Webb Pierce - A Country Boy Singing His Heart Out
2. There Stands The Glass
4. Why Baby Why
5. I Ain't Never
Webb Pierce was the most popular vocalist of the 1950's. He holds the distinction of charting more number one hits than similar artists like Hank Williams, Eddy Arnold, Lefty Fizzell, and Ernest Tubb. Pierce was the quintessential honky-tonk artist known for his unique vocal styling, guitar playing as well as his signature rhinestone-encrusted, lavish, and flamboyant Nudie suits. Many of his songs would reign atop the country charts for multiple weeks, making him the most recognizable face of country music.
This one-of-a-kind album contains recordings that were never intended for commercial release and were believed to have been lost or forgotten. They are recordings that Pierce made solely for radio airplay, and stations frequently just discarded them after they were aired. Country Rewind Records founder, Thomas Gramuglia, rescued the master tapes and entrusted producer Rex Allen Jr. and engineer Aaron Dethrage with the task of bringing the audio quality up to twenty-first century standards.
"Bringing back these long-lost recordings means so much to me," said Gramuglia. "Hearing Webb's voice and guitar playing again is truly a joy."

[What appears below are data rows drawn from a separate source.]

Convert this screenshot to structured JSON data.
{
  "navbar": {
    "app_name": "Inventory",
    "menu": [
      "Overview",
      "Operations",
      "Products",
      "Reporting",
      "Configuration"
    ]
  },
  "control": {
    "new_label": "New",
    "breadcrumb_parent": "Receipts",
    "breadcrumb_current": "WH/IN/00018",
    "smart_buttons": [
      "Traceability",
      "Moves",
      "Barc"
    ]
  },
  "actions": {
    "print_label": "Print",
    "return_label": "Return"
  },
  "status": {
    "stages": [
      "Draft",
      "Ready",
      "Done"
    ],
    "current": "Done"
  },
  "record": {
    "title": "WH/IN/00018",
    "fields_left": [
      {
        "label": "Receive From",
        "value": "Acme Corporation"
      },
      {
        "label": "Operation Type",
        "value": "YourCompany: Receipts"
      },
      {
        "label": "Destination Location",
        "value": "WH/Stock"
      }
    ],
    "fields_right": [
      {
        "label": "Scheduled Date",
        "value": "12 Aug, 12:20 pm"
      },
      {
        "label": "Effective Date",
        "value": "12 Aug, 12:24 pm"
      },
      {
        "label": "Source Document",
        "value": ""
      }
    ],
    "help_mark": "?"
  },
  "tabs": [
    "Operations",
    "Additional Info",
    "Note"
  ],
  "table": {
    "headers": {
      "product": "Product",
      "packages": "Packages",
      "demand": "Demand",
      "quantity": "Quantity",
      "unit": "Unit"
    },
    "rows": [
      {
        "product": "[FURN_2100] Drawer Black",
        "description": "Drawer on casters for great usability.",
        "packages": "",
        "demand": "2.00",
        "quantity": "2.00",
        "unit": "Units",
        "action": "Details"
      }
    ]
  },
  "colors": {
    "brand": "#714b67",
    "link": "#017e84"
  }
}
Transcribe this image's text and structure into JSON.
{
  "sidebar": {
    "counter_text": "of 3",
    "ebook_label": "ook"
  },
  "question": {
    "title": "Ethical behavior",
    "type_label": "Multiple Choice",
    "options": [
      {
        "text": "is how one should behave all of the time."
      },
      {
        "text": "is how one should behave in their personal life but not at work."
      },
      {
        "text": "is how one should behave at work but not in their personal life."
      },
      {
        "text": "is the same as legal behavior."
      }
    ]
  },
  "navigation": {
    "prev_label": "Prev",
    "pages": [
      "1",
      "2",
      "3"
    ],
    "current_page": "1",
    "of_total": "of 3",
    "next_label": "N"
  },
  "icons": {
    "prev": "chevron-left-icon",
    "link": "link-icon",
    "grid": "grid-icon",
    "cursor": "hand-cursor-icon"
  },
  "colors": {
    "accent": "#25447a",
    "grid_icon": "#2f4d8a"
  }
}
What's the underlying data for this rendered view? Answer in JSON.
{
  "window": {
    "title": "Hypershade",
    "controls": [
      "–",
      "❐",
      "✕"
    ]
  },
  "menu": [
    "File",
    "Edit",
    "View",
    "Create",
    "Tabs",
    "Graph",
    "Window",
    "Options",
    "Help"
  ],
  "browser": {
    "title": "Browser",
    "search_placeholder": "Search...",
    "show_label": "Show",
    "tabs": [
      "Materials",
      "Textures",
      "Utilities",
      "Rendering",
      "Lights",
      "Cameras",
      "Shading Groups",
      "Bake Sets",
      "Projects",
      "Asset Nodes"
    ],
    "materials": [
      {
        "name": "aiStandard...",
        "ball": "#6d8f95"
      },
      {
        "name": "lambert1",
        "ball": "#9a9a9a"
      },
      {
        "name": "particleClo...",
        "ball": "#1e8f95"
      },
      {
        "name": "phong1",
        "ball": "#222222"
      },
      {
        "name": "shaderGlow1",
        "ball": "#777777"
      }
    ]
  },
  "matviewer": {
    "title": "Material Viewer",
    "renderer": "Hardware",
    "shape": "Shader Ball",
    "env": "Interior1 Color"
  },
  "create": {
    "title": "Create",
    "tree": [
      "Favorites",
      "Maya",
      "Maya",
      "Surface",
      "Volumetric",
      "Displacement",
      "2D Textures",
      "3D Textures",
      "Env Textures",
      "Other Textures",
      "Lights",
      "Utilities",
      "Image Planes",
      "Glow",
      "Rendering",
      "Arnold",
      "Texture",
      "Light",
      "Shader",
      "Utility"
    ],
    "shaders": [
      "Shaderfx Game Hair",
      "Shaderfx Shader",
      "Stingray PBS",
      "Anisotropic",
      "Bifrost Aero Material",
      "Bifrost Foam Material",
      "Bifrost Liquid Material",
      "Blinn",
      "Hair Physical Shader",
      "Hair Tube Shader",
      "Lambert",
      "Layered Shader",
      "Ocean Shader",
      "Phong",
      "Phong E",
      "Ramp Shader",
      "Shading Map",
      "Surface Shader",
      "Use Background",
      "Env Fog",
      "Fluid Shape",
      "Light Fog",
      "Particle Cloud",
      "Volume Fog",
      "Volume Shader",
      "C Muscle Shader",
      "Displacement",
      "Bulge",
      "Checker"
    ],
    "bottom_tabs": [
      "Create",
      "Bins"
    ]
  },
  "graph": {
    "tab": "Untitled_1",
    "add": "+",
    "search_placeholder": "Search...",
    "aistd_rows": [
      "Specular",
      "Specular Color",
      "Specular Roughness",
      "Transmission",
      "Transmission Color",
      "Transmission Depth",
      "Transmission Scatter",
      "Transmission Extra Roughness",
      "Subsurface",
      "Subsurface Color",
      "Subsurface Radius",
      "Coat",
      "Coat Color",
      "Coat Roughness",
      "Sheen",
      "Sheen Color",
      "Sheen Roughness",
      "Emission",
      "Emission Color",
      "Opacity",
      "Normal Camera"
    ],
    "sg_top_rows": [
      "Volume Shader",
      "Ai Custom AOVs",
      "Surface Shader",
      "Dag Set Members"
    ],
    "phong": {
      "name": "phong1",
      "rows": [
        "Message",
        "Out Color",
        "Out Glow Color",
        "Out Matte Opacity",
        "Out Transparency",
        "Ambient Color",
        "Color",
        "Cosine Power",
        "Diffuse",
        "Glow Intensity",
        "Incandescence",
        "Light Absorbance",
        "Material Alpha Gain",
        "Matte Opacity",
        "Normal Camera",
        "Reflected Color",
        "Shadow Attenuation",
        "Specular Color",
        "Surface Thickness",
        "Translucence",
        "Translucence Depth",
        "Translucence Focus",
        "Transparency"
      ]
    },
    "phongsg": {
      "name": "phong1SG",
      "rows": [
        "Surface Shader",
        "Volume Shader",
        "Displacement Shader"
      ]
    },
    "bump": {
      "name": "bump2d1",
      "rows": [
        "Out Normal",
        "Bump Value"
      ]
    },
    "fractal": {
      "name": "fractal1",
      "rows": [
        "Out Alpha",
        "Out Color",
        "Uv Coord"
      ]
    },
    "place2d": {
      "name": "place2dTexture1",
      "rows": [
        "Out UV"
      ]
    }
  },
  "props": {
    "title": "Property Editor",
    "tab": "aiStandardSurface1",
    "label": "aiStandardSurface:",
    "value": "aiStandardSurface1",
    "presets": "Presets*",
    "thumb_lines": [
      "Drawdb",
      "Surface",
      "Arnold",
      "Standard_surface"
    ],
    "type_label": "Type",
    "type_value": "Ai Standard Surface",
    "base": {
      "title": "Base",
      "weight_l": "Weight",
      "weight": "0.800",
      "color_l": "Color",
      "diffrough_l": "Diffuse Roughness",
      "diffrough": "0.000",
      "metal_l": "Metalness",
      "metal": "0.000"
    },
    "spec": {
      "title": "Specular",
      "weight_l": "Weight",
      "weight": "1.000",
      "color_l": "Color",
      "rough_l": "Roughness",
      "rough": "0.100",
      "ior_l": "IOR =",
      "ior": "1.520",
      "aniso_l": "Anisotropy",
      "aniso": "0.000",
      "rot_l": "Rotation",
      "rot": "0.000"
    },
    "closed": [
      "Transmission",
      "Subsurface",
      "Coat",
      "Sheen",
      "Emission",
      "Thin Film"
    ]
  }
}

Webb called his style "a country boy singing his heart out" and if you are a fan of the 'Honky-Tonk Country' style, you know that's an accurate description of his pure hillbilly twang with overtones of the country & western music of the era. It was a styling he was to use for most of his career.
Today, many people remember Pierce for his extravagant lifestyle, his guitar-shaped swimming pool and his 1962 Pontiac with its steer-horn hood ornament and pistols on the doors and fenders, which is now on display at the Country Music Hall of Fame and Museum.
Perhaps the following quote best sums up Pierce's remarkable appeal: "A honky-tonk innovator, Webb Pierce was a fine singer, responsible for many of the hardest-cutting and daring recordings of honky-tonk's golden age. His revival of Jimmie Rodgers' "In the Jailhouse Now" was the bridge between country's hillbilly roots of the 1930s and the burgeoning rockabilly of the 1950s." - Alan Cackett - author, country music historian and 47th Member of the British Country Music Hall of Fame